By Rob Hurtgen
More than likely, you—like most other pastors—are going through a crisis in your ministry right now, but it’s not going be your last crisis.
The key to surviving a crisis isn’t limiting the number of them but learning how to navigate them.
How you respond to a crisis in your life and your pastoral ministry can grow a pessimistic and cynical spirit or will enable you to endure and thrive in future times of difficulty.
Thankfully, within the pages of the Bible, we’re not only given examples of those whom faith thrived in adversity but principles necessary to flourish amid the storms of life.
1 Peter 1:13 is one such verse presenting four steps to survive a crisis in the pastorate ministry.
Therefore, with your minds ready for action, be sober-minded and set your hope completely on the grace to be brought to you at the revelation of Jesus Christ.
1. Remember who you are
First, Peter says, “Therefore,” remember who you are. Peter delivers a simple but powerful reminder that the men and women are in Jesus.
Despite the hardships, difficulty, and persecution imposed on those churches, Jesus has given them a living hope. Who they are is critical to know how they endure.
Surviving through a pastoral crisis requires remembering whose you are and who you are.

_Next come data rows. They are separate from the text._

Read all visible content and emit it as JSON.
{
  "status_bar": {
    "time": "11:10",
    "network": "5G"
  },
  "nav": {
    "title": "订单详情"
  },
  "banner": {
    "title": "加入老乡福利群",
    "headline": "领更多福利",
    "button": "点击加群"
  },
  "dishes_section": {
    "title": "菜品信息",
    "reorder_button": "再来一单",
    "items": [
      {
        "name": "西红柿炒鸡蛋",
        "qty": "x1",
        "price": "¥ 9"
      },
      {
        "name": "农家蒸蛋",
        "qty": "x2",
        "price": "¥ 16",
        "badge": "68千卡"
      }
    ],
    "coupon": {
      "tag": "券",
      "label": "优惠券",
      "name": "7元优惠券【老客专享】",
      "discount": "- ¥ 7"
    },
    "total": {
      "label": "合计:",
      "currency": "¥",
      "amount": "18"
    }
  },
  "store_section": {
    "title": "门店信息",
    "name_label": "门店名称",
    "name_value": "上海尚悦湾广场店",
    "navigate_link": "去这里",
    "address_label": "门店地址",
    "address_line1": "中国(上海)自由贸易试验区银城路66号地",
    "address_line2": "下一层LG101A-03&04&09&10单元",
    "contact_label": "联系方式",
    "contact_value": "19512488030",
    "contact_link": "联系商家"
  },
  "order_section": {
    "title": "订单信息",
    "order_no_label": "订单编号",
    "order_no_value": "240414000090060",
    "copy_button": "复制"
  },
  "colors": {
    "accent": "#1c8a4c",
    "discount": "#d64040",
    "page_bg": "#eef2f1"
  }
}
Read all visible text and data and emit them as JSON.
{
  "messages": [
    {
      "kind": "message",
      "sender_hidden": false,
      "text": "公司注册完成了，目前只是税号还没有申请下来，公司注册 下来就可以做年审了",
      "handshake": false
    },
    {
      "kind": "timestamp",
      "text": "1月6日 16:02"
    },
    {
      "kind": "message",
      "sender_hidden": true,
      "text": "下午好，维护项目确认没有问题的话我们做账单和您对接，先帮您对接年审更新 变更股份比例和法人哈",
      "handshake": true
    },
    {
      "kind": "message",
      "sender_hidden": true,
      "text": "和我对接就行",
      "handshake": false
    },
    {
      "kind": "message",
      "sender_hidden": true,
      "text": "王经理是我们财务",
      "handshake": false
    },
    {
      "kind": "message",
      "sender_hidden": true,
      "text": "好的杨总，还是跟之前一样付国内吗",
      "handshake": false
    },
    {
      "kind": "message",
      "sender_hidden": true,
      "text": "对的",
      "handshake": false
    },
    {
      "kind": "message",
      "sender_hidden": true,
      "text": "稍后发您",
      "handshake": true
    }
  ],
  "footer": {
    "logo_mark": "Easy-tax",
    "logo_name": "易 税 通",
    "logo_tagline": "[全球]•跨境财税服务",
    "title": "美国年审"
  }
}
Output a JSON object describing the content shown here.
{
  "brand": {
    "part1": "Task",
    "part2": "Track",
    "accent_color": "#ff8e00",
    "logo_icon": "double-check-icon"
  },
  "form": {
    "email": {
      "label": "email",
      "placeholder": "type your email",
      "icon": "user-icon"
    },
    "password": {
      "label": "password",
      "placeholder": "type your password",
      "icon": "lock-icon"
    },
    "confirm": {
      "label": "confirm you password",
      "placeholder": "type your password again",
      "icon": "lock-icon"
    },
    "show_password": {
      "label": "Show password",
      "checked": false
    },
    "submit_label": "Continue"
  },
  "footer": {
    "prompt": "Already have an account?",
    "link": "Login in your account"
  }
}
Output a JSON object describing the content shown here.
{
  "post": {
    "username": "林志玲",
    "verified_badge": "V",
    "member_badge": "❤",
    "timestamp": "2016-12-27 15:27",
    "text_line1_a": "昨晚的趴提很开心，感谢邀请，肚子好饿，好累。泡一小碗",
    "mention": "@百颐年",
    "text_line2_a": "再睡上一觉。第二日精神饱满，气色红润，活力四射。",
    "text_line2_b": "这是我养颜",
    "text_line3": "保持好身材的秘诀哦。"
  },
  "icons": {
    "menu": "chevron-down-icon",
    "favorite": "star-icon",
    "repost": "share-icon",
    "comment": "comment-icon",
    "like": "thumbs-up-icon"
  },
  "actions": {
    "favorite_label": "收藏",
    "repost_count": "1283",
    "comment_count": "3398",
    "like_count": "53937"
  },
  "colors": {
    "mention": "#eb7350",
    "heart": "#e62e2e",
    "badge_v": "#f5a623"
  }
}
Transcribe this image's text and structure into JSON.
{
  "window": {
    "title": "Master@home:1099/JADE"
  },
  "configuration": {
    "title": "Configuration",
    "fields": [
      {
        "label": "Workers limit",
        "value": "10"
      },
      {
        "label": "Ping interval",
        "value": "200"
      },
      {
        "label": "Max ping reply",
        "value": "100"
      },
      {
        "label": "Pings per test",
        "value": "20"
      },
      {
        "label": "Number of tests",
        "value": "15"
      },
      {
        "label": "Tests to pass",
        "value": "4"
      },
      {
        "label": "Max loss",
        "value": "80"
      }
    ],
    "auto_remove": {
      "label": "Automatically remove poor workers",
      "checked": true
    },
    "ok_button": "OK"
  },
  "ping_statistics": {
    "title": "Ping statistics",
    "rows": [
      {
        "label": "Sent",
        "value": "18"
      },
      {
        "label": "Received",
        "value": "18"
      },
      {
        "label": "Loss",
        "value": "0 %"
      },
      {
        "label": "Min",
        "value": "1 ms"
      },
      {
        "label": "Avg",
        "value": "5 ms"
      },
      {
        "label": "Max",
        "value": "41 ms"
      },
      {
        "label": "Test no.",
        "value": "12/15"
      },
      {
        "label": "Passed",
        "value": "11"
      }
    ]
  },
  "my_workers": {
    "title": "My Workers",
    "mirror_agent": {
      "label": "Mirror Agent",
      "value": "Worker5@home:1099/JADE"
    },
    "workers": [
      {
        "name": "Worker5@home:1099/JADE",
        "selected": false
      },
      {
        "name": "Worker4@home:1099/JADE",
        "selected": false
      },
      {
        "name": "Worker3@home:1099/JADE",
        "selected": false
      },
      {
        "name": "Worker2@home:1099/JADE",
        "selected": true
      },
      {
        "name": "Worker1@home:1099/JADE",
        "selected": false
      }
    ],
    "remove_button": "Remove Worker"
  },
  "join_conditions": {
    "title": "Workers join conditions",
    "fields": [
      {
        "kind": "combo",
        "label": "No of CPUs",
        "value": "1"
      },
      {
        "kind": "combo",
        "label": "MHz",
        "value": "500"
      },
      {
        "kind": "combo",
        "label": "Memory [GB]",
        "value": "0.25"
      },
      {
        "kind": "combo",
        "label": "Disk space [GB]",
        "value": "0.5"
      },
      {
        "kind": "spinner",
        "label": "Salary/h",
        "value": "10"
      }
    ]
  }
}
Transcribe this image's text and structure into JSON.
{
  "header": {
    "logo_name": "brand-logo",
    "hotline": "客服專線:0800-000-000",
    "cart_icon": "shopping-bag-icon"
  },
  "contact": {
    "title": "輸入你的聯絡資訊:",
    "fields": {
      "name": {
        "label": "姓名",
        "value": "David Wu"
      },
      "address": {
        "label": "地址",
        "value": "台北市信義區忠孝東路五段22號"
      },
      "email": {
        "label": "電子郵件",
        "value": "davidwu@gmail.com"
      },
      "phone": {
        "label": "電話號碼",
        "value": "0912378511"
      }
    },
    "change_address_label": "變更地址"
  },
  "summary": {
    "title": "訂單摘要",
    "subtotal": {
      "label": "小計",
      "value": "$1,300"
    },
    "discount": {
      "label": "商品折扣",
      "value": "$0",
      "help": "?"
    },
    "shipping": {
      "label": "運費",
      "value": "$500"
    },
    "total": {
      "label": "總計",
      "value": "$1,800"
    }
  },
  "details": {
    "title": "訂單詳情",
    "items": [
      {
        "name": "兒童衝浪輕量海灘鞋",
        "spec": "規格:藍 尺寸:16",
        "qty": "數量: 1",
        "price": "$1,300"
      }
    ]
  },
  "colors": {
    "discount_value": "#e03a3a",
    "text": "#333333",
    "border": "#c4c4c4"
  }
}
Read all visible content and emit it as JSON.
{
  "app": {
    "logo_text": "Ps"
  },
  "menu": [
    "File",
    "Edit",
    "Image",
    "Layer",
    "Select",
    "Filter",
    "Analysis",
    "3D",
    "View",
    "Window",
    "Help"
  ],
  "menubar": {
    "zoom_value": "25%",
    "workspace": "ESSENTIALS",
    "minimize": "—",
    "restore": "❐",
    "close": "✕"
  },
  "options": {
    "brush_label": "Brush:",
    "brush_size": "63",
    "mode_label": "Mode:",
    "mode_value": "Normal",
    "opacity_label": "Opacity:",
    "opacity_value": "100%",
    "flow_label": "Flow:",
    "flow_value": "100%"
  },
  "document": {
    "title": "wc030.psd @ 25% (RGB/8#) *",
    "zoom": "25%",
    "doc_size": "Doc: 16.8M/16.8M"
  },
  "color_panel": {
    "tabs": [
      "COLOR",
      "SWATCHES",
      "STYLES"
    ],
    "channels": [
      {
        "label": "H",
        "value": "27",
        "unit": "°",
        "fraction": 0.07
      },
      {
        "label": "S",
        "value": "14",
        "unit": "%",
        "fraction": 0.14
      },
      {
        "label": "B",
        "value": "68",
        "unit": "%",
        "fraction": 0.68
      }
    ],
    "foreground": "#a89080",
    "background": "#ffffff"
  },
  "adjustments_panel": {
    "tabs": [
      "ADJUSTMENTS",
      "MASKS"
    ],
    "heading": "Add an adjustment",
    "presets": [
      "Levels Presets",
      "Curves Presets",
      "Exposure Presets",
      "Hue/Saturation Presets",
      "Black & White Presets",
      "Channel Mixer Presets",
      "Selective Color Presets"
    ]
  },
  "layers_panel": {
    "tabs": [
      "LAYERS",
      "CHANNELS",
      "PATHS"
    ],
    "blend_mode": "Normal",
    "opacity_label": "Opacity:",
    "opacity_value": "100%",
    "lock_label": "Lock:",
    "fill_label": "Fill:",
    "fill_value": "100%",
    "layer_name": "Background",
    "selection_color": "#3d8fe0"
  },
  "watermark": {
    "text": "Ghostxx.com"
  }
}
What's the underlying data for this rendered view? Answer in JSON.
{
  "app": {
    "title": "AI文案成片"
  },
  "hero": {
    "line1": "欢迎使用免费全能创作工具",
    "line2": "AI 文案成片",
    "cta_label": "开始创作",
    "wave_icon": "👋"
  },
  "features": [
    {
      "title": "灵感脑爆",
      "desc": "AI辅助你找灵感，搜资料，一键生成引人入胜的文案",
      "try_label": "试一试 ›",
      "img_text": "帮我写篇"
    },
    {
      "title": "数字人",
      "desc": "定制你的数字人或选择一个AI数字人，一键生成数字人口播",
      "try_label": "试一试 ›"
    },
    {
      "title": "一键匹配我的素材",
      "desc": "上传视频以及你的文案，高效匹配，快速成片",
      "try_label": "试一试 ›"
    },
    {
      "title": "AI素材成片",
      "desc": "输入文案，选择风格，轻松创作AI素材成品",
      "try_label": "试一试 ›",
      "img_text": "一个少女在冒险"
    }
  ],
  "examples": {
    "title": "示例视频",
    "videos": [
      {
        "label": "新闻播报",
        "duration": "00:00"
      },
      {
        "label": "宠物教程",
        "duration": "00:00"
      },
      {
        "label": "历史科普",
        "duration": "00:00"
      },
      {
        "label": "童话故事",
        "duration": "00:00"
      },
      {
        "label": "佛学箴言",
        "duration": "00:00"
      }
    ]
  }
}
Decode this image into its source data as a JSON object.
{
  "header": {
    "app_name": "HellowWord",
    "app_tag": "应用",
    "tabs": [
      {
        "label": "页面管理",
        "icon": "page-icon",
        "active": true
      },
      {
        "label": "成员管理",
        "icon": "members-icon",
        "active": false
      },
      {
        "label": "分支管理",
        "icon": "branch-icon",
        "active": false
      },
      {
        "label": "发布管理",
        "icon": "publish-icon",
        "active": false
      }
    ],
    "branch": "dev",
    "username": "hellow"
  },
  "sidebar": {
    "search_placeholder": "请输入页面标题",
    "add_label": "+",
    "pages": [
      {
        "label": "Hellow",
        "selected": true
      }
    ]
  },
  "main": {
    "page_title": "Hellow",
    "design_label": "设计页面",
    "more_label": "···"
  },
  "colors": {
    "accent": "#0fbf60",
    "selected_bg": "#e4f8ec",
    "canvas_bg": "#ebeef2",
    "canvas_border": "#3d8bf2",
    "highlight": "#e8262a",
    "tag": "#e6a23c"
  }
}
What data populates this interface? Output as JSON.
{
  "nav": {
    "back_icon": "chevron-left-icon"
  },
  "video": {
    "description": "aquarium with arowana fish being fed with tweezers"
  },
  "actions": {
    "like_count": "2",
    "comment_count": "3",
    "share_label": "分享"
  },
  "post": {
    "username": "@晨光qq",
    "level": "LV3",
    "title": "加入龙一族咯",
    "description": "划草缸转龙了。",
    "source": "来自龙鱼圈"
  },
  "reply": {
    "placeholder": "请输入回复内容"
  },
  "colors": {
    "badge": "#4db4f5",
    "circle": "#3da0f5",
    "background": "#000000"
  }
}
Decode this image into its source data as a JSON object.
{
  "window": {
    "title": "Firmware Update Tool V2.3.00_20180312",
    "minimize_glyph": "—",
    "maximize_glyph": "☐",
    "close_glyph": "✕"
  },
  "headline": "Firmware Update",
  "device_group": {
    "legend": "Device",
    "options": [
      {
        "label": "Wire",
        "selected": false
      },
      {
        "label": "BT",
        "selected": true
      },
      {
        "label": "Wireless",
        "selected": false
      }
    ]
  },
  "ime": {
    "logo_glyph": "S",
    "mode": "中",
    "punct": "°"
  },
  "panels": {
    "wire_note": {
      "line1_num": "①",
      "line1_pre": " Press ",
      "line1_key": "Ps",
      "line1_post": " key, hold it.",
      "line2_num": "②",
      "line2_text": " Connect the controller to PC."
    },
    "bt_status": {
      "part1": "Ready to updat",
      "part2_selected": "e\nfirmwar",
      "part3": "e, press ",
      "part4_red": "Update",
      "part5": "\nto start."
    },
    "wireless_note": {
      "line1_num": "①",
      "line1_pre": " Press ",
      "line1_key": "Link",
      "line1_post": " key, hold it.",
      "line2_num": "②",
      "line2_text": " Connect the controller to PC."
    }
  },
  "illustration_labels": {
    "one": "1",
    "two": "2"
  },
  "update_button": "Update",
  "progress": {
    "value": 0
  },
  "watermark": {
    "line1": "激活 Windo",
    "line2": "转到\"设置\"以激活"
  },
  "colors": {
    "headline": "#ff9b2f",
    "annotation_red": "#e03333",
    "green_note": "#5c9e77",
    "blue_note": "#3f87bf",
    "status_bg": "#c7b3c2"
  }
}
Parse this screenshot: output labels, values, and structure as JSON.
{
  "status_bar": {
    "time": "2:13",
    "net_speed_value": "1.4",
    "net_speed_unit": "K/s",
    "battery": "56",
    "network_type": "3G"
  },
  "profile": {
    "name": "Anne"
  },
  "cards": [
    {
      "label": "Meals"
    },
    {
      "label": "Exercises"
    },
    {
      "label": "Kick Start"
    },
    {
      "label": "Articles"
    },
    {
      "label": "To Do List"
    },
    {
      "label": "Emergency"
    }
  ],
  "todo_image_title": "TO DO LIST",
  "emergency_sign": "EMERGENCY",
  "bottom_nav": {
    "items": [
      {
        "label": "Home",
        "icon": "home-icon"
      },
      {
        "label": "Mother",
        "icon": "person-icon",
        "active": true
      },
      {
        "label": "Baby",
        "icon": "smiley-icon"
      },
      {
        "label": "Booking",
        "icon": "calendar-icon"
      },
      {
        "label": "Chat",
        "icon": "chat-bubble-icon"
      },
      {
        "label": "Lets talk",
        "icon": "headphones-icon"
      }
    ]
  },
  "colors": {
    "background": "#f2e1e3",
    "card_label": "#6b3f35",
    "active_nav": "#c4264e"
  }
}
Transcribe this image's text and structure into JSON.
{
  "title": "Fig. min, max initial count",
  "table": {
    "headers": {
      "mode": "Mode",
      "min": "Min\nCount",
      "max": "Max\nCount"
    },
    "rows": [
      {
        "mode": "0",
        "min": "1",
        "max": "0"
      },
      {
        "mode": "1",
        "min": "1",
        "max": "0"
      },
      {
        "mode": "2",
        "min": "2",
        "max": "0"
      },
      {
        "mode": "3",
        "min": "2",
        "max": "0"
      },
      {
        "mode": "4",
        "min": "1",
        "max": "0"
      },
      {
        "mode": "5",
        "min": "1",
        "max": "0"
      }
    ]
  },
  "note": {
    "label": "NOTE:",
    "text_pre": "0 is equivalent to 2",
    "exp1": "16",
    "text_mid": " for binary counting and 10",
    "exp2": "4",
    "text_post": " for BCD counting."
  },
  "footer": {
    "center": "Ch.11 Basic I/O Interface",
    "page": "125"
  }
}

Your identity isn’t in your position, the accolades, or invitations to speak at the conference. Your identity is in Jesus.
Pastors, it’s easy for us to align who we are with what we do. After all, nearly everything in ministry and life is wed together.
Separating who the pastor is from what the pastor does is challenging at best.
However, to thrive in a lifetime of ministry, especially during times of crisis, you need to habitually remind yourself that you’re first and foremost one who’s saved by Jesus.
If the Lord has blessed you with a wife and children, then you’re also a husband and a father.
Lastly, you have the calling and the privilege to serve a local congregation as its pastor.
Separating whose you are, who you are, and what you do is essential.
2. Be ready to act
Second, Peter calls for them to have their minds “ready for action.”
Here the apostle delivers a plea to be mentally prepared with a sense of urgency, expectation, and endurance—ready for what’s next.
Thinking actively during a crisis asks what can be done with the situation you’re facing.
Active thinking does not dwell on was lost, nor does it focus on what or who caused the crisis.
Active thinking also doesn’t attempt to draft too much certainty forecasting the future. Active thinking has two steps: What should be done now? What needs to be done next?
The difference between those who survive a crisis and those who are crushed by them is the ability to define the one small step that can be taken today. Then determine a new action tomorrow.
3. Live with sober-mindedness
Third, Peters calls for “sober-mindedness.” That antithesis of sobriety is inebriation.
An inebriated mind doesn’t think clearly, believes what’s not true, and has reduced inhibitions. An inebriated mind lacks clarity.
Pastor, in your crisis, act with sober-mindedness. Sober-mindedness speaks to interpreting the situation you’re facing with clarity.
As an inebriated person has difficulty distinguishing between what’s real and what’s false, so does inebriated thinking.
Sober-mindedness addresses your ability to receive what’s happening, separate what’s true and false, and interpret what needs to be responded to and what should be ignored.
While active thinking accesses what’s going on, sober-mindedness is the ability to understand what’s happening and how to respond.
4. Have hope in what’s to come
Finally, in verse 13, Peter calls the churches to set their hope entirely on the grace they have and will receive.
Peter is commanding his readers to live for something greater than their immediate moment.
A command to live with the eyes of our hearts on the eternal kingdom and the One who’s bigger than our problems.
Enduring in times of crisis requires living above the hardship and looking to Jesus—to look to a certain future rather than be entangled to the ever-changing present.
The more we look to Christ, the smaller the world, and our problems in them, become.
Until the Lord tarries or calls you home, you’re not in your last crisis. There’ll be others.
If you follow Peter’s instructions, you’ll survive and be better for it. Your faith will be stronger on the other side of the valley. Just don’t give up.
ROB HURTGEN (@robhurtgen) is the husband to Shawn, father of five, pastor of First Baptist Church Chillicothe, Missouri, and doctoral student at Midwestern Baptist Theological Seminary. He also blogs at robhurtgen.wordpress.com.